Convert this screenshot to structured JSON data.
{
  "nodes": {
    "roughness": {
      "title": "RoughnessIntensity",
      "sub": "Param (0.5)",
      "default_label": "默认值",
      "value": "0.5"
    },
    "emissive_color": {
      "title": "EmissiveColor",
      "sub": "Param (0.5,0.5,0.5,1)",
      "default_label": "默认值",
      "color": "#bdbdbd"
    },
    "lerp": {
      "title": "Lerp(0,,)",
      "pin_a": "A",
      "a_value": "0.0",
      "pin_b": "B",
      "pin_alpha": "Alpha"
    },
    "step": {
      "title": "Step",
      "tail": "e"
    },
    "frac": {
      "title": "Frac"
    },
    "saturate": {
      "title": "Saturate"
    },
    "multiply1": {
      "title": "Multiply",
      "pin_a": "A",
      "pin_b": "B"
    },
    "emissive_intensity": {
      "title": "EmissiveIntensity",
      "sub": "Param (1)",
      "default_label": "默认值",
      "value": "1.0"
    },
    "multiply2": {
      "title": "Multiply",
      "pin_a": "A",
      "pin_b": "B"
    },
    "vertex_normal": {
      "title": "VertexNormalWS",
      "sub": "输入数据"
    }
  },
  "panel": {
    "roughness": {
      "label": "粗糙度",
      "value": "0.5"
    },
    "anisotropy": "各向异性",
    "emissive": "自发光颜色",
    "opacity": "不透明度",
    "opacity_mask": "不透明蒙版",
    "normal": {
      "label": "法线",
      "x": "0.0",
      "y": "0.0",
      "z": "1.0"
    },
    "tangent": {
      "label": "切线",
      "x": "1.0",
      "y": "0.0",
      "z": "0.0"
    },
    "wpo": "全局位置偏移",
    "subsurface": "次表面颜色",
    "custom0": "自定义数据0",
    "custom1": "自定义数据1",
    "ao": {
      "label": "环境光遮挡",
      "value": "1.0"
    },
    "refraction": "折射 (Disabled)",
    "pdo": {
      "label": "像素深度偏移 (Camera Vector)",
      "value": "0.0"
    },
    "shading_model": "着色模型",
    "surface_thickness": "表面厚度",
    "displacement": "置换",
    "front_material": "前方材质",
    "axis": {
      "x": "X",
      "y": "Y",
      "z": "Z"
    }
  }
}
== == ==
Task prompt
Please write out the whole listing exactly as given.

Response to this exercise
Convert this screenshot to structured JSON data.
{
  "nodes": {
    "roughness": {
      "title": "RoughnessIntensity",
      "sub": "Param (0.5)",
      "default_label": "默认值",
      "value": "0.5"
    },
    "emissive_color": {
      "title": "EmissiveColor",
      "sub": "Param (0.5,0.5,0.5,1)",
      "default_label": "默认值",
      "color": "#bdbdbd"
    },
    "lerp": {
      "title": "Lerp(0,,)",
      "pin_a": "A",
      "a_value": "0.0",
      "pin_b": "B",
      "pin_alpha": "Alpha"
    },
    "step": {
      "title": "Step",
      "tail": "e"
    },
    "frac": {
      "title": "Frac"
    },
    "saturate": {
      "title": "Saturate"
    },
    "multiply1": {
      "title": "Multiply",
      "pin_a": "A",
      "pin_b": "B"
    },
    "emissive_intensity": {
      "title": "EmissiveIntensity",
      "sub": "Param (1)",
      "default_label": "默认值",
      "value": "1.0"
    },
    "multiply2": {
      "title": "Multiply",
      "pin_a": "A",
      "pin_b": "B"
    },
    "vertex_normal": {
      "title": "VertexNormalWS",
      "sub": "输入数据"
    }
  },
  "panel": {
    "roughness": {
      "label": "粗糙度",
      "value": "0.5"
    },
    "anisotropy": "各向异性",
    "emissive": "自发光颜色",
    "opacity": "不透明度",
    "opacity_mask": "不透明蒙版",
    "normal": {
      "label": "法线",
      "x": "0.0",
      "y": "0.0",
      "z": "1.0"
    },
    "tangent": {
      "label": "切线",
      "x": "1.0",
      "y": "0.0",
      "z": "0.0"
    },
    "wpo": "全局位置偏移",
    "subsurface": "次表面颜色",
    "custom0": "自定义数据0",
    "custom1": "自定义数据1",
    "ao": {
      "label": "环境光遮挡",
      "value": "1.0"
    },
    "refraction": "折射 (Disabled)",
    "pdo": {
      "label": "像素深度偏移 (Camera Vector)",
      "value": "0.0"
    },
    "shading_model": "着色模型",
    "surface_thickness": "表面厚度",
    "displacement": "置换",
    "front_material": "前方材质",
    "axis": {
      "x": "X",
      "y": "Y",
      "z": "Z"
    }
  }
}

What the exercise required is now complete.